Canada stands to gain from a reported World Organization for Animal Health (OIE) resolution that discards the 30-month age limit from the global body’s BSE-related safety standards for international beef trade.
A report Saturday from Japan’s Kyodo news agency, via the Associated Press news service, said the OIE adopted the resolution last week, which may help clear paths for more exports of Canadian beef from cattle of all ages.
According to Ted Haney, president of the Canada Beef Export Federation, the OIE resolution should help expand markets in the 34 countries that still limit imports of Canadian boneless beef to those from animals age 30 months or younger.
OIE safety standards had since 2005 recommended limiting beef exports from countries with BSE to boneless beef from animals under 30 months old (UTMs). According to AP and Kyodo, the new OIE resolution urges that boneless beef exports from cattle of all ages now be allowed for export.
In other words, according to Haney, it now wouldn’t matter if boneless beef comes from a country of unknown, controlled or negligible risk for BSE, or a country that has no ban on ruminant-to-ruminant feeding.
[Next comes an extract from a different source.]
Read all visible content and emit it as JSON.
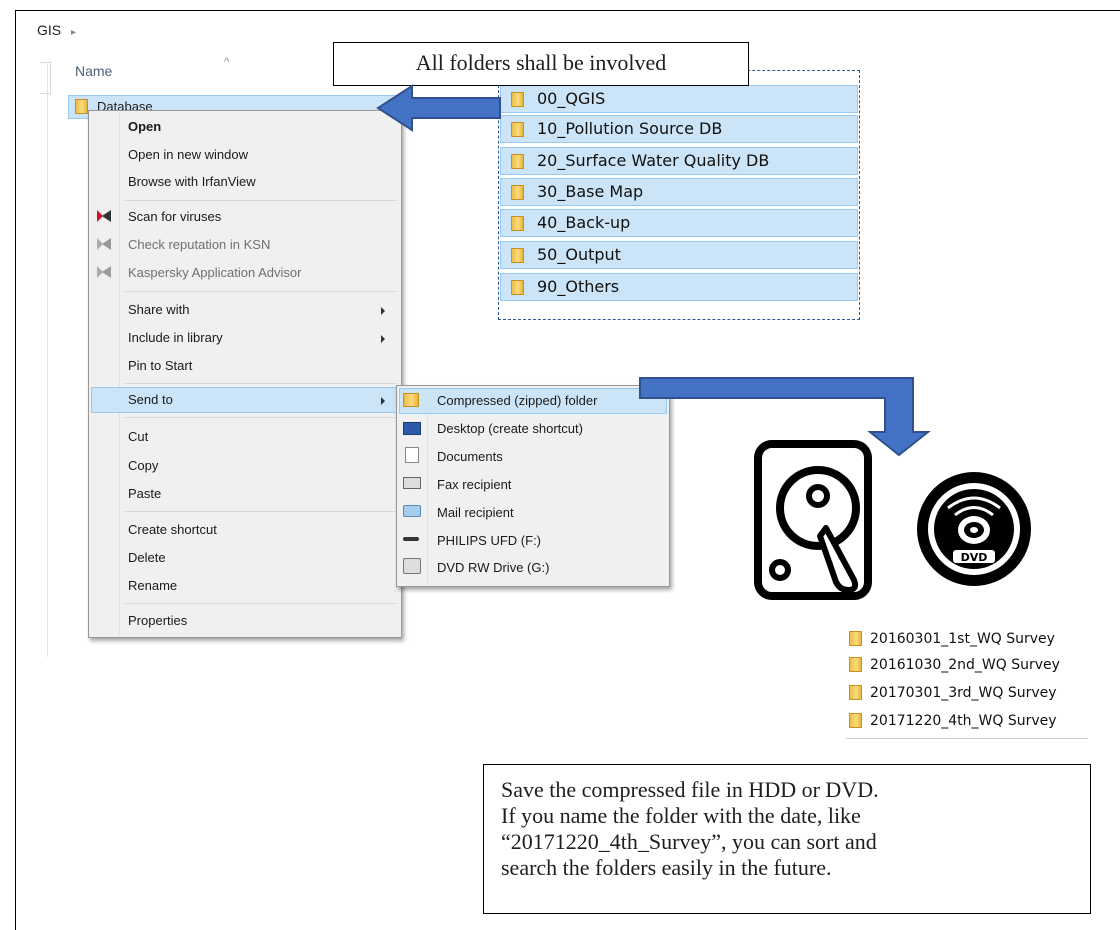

Essentially, as long as specified risk materials (SRMs, the tissues known to harbour the proteins that cause BSE in infected animals) have been removed at slaughter and in processing, boneless beef is safe to trade, Haney said Tuesday.
The OIE’s decision “establishes a much more positive environment” for Canada to press for an end to certain countries’ bans and restrictions, he said. Japan, for example, has since 2005 limited its imports from Canada to beef from cattle under just 20 months of age.
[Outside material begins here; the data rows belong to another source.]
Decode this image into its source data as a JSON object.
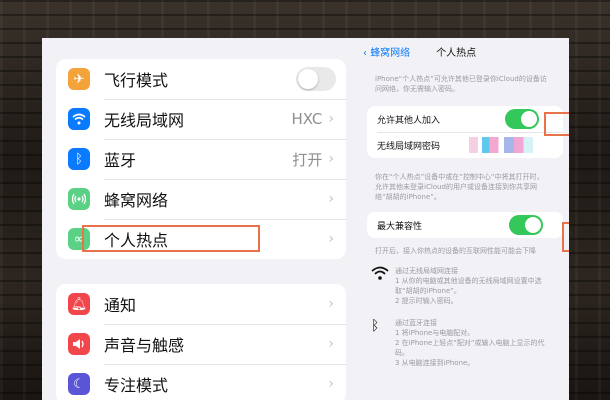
{
  "left": {
    "group1": [
      {
        "label": "飞行模式",
        "icon": "airplane-icon",
        "color": "#f4a33a",
        "control": "toggle-off"
      },
      {
        "label": "无线局域网",
        "icon": "wifi-icon",
        "color": "#0a7aff",
        "value": "HXC"
      },
      {
        "label": "蓝牙",
        "icon": "bluetooth-icon",
        "color": "#0a7aff",
        "value": "打开"
      },
      {
        "label": "蜂窝网络",
        "icon": "antenna-icon",
        "color": "#5ad184"
      },
      {
        "label": "个人热点",
        "icon": "link-icon",
        "color": "#5ad184"
      }
    ],
    "group2": [
      {
        "label": "通知",
        "icon": "bell-icon",
        "color": "#f2464d"
      },
      {
        "label": "声音与触感",
        "icon": "speaker-icon",
        "color": "#f2464d"
      },
      {
        "label": "专注模式",
        "icon": "moon-icon",
        "color": "#5a55d6"
      }
    ]
  },
  "right": {
    "back_label": "蜂窝网络",
    "title": "个人热点",
    "intro": "iPhone“个人热点”可允许其他已登录你iCloud的设备访问网络，你无需输入密码。",
    "allow_label": "允许其他人加入",
    "password_label": "无线局域网密码",
    "desc": "你在“个人热点”设备中或在“控制中心”中将其打开时，允许其他未登录iCloud的用户或设备连接到你共享网络“胡胡的iPhone”。",
    "compat_label": "最大兼容性",
    "compat_desc": "打开后，接入你热点的设备的互联网性能可能会下降",
    "wifi_steps_title": "通过无线局域网连接",
    "wifi_steps": [
      "1 从你的电脑或其他设备的无线局域网设置中选取“胡胡的iPhone”。",
      "2 提示时输入密码。"
    ],
    "bt_steps_title": "通过蓝牙连接",
    "bt_steps": [
      "1 将iPhone与电脑配对。",
      "2 在iPhone上轻点“配对”或输入电脑上显示的代码。",
      "3 从电脑连接到iPhone。"
    ]
  },
  "colors": {
    "accent": "#0a7aff",
    "toggle_on": "#34c759",
    "highlight": "#e9724a"
  }
}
Haney said the CBEF has also heard feedback from South Korea that the OIE’s new resolution is likely to considerably weaken Korea’s case at the World Trade Organization, where Canada in April filed for consultations on that country’s BSE-related ban on Canadian beef.
The UTM rule now observed by some countries did not originate at the OIE, Haney noted, adding that it was a benchmark imposed by the U.S. government and first applied to U.S. imports of Canadian beef in 2003.
The OIE didn’t have a UTM rule until it revised its own guidelines two years later, he said. The U.S. rule was the template, and “it’s taken the OIE to undo it.”
The OIE’s new resolution, he said, confirms that the U.S. UTM rule was not only detrimental to cross-border trade in the beef sector but was not based in science.
Calls for Japan to budge on its 20-month rule were also expected to gain traction from the OIE’s decision last week to grant “controlled risk” BSE status to Japan.
The Reuters news agency last week quoted beef industry analysts as saying the OIE’s decision on Japan would add pressure on Japan to grant more U.S. imports, as “it could hardly ask countries to end restrictions on its meat due to its new OIE status without easing its own limits on U.S. imports.”
Japan and Korea both shut their ports to all Canadian cattle, beef and related products in May 2003, when Canada found its first domestic case of BSE in an Alberta cow.
The OIE recognized Canada’s “controlled risk” status for BSE in May 2007, taking into account its ban on ruminant-to-ruminant feeding and enforced removal of SRMs at slaughter.
While some countries such as the U.S. have restored market access for Canadian beef and live cattle over time, Ottawa has made “ongoing” representations to Japan and other trading partners, asking that they resume trade in all beef and/or cattle based on Canada’s controlled-risk status.
According to the Canadian Cattlemen’s Association, Japan had been Canada’s third-largest market for beef before May 2003.
In 2002, the CCA said, Canada exported just over $81 million worth of beef to Japan, which the association described as “an important market for certain products that are difficult to sell in Canada.”
South Korea, meanwhile, had previously been Canada’s fourth-largest beef export market, with sales of $50 million in 2002.